The macronutrients are usually absorbed when the pH is slightly alkaline while the micronutrients are absorbed when the pH is slightly acidic hence the need for farmers to check on the pH of their soil and water.Proper indication of the deficiency symptoms helps in the correct control.
The accumulation of nutrients was determined after the drying of the leaves, stems and fruits, collect at 68 DAT, when these were grinded and analyzed as to the contents of nitrogen, phosphorus and potassium macronutrients, according to the methodology utilized by Silva (2009).

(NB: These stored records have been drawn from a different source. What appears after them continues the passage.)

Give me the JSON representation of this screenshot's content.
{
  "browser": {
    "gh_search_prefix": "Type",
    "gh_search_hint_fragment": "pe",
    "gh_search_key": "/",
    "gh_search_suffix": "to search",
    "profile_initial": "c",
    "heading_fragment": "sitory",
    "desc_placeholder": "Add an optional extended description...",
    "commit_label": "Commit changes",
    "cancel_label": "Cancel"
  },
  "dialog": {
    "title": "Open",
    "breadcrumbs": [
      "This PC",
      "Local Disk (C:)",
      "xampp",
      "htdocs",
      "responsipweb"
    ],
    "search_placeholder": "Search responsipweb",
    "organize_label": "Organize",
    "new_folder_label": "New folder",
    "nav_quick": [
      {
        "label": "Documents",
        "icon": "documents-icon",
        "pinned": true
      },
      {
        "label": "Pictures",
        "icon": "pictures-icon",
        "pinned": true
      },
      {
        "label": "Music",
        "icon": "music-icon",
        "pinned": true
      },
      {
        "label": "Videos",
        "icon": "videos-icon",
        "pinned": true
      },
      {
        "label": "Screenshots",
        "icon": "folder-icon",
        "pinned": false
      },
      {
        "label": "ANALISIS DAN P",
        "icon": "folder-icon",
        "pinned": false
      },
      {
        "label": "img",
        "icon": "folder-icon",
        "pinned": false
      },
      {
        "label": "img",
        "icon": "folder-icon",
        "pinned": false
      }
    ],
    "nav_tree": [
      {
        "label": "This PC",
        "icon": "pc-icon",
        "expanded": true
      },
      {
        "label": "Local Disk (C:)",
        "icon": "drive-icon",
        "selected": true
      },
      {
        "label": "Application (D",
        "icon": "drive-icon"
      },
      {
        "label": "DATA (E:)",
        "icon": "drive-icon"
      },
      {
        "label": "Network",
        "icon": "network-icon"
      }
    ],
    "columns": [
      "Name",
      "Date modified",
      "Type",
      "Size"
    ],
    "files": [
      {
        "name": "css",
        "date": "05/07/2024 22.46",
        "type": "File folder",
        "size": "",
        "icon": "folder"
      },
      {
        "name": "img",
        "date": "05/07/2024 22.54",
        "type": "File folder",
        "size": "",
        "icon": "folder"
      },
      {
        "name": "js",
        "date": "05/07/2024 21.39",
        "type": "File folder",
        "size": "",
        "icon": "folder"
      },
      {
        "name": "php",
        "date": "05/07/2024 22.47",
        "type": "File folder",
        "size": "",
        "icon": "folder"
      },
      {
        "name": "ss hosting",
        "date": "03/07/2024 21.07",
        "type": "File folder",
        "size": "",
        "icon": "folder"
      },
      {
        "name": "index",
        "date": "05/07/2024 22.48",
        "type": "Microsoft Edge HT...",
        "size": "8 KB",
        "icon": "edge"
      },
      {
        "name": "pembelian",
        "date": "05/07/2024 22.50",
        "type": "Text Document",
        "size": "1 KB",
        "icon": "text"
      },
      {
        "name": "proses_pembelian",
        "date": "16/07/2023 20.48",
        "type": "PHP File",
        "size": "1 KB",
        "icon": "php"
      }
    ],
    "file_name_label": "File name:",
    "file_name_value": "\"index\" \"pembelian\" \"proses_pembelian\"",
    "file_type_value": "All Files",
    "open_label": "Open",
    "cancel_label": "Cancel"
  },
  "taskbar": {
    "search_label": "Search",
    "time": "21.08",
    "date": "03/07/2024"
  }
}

To understand how Equalution works, dieters need to first get themselves familiar with macronutrients 6 carbohydrates, protein fat.
It's flexible, which can't be said for many diet plans, and it doesn't overly restrict or eliminate certain foods, food groups, or macronutrients, like carbohydrates.
There is evidence that a wide range of species, including many birds, fish, and mammals, will self-select diets containing consistent proportions of the three major macronutrients protein, fat, and carbohydrate--and that they regulate and balance their nutrient intake to maximize lifespan and reproductive fitness.
Protein has been reported to be one of the most important macronutrients for promoting satiety.
It is powered with Vitamin C to metabolise fats and proteins, collagen to connect tissue formation, L-Lysine (amino acid) to maintain good health and collagen formation, magnesium to metabolise macronutrients and maintain proper muscle function, Vitamin D to maintain strong teeth and bones and to absorb calcium and phosphorous as well as folate for red blood cells.
Mistake #2: Misunderstanding the relationship between calories and macronutrients. Calorie counting may be a good tool to help you quantify your food intake, but you must be aware of what makes up those calories.
As per the WHO, malnutrition tends to be a critical condition created by inadequate intake of macronutrients and micronutrients, containing essential calories, proteins, vitamins, minerals, carbohydrates and fats.